He’s a whistle-blower who carried an actual whistle, which he wore around his neck during his 12 years as a trainer of killer whales at SeaWorld theme parks. The whistle, intended to get the attention of the 8,000-pound animals swimming around in the tank, saved his life on occasion, but it easily could have cost him his life if a whale had grabbed it to pull him into the water. As a precaution, John Hargrove writes in a new book, Beneath the Surface, the lanyard had a breakaway ring—and thus served as a “kind of rosary, a subtle reminder of how suddenly the hour of death may come upon you when working with orcas.”

Hargrove was one of the first voices heard in Blackfish, the 2013 documentary that raised questions about SeaWorld’s practices; it was released three years after the death of a SeaWorld trainer named Dawn Brancheau, who was attacked by an orca during a performance. Hargrove’s book elaborates on some of the documentary’s claims but also testifies to the thrill of standing athwart four tons of muscle rushing through the water at 30 miles an hour. And, equally, the nearly mystical experience of bonding with an intelligence eerily similar to our own, yet ultimately unfathomable—and uncontrollable.

Hargrove, who quit SeaWorld in 2012, suffered numerous broken bones and nearly destroyed his sinuses.
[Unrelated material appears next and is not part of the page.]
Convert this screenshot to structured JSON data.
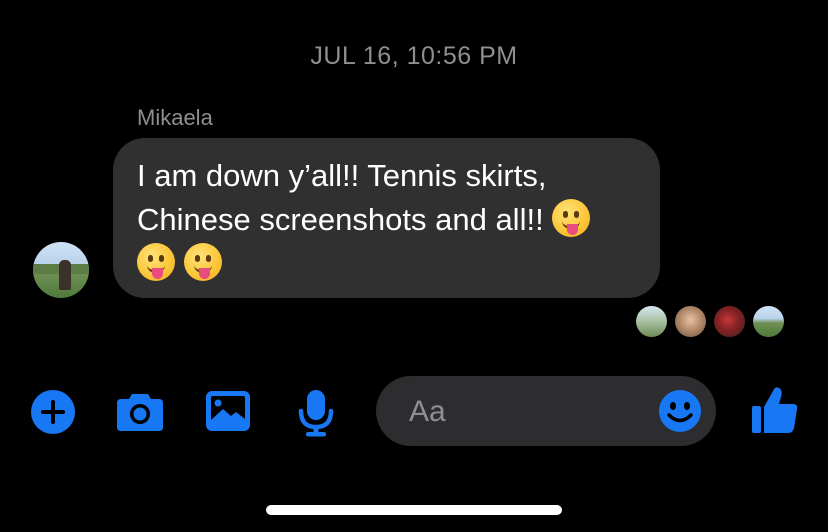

It was a risk he ran with his eyes open, and one that, in the end, he seems to feel was almost worth it. “I owe those whales,” he says in an interview. “They gave me so much in my life and my career.” But the whales’ physical and emotional well-being, he grew to believe, was incompatible with captivity. Confined to unnatural social groups for the convenience of their owners, bored and restless, forced to perform tricks for food that trainers withheld as punishment, they occasionally slipped, he writes, “into the dark side.”

SeaWorld won’t discuss Hargrove’s book before it appears, but vice president of communications Fred Jacobs writes in an email that “John Hargrove joined ranks with animal rights extremists after leaving SeaWorld and has eagerly embraced their habit of misleading the public to advance an agenda.” The company disputes most of the assertions in Blackfish, but it has outfitted some pools with fast-rising floors, so that a person who falls into the water with a whale can be quickly lifted to the surface. (After Brancheau’s death, the Occupational Safety and Health Administration prohibited trainers from performing in the water with orcas.) Trainers have begun carrying emergency compressed air. And the San Diego park plans to begin construction this year on a new orca habitat, called Blue World, that will more than double the swimming space.

Hargrove, living now in New York City, has adopted a pet of his own: Beowulf, a 98-pound pit bull-Dalmatian cross. She is, he says, as close as you can get to a killer whale in dog form.

Tags

Comment on this Story

comments powered by Disqus